> **Problem statement**
What lines of the data below hold "value"? Show them.

• • • • •

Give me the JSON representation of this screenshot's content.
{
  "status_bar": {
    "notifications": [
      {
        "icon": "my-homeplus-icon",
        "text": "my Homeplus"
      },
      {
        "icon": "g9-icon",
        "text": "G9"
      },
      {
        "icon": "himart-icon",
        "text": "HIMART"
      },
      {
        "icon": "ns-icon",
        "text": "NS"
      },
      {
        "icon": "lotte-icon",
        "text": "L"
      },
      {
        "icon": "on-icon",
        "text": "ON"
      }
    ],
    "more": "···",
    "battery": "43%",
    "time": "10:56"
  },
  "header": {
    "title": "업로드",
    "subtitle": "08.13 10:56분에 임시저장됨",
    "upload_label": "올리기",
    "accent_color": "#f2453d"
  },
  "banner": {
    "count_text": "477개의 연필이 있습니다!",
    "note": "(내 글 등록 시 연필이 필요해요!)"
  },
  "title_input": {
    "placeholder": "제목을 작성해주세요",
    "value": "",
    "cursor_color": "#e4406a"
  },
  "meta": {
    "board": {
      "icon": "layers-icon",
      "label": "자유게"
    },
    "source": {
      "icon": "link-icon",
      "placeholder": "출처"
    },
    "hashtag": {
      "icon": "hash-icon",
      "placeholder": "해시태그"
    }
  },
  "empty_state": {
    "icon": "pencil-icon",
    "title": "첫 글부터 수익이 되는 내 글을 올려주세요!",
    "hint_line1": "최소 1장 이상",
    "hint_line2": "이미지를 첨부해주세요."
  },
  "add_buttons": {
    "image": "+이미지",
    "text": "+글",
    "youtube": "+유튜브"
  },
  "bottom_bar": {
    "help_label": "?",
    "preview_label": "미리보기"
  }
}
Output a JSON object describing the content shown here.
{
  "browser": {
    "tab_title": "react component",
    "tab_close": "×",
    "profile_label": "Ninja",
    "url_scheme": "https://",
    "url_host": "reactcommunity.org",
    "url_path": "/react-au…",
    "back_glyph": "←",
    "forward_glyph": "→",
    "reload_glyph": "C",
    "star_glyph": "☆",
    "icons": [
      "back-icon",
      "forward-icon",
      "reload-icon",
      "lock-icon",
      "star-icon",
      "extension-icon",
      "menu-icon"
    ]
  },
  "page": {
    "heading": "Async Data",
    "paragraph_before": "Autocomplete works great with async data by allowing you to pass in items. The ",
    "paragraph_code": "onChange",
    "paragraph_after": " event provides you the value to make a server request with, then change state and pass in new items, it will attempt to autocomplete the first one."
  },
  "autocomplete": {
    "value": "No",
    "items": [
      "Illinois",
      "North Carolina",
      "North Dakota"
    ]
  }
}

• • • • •

> **Expected answer**
    "value": "",
    "paragraph_after": " event provides you the value to make a server request with, then change state and pass in new items, it will attempt to autocomplete the first one."
    "value": "No",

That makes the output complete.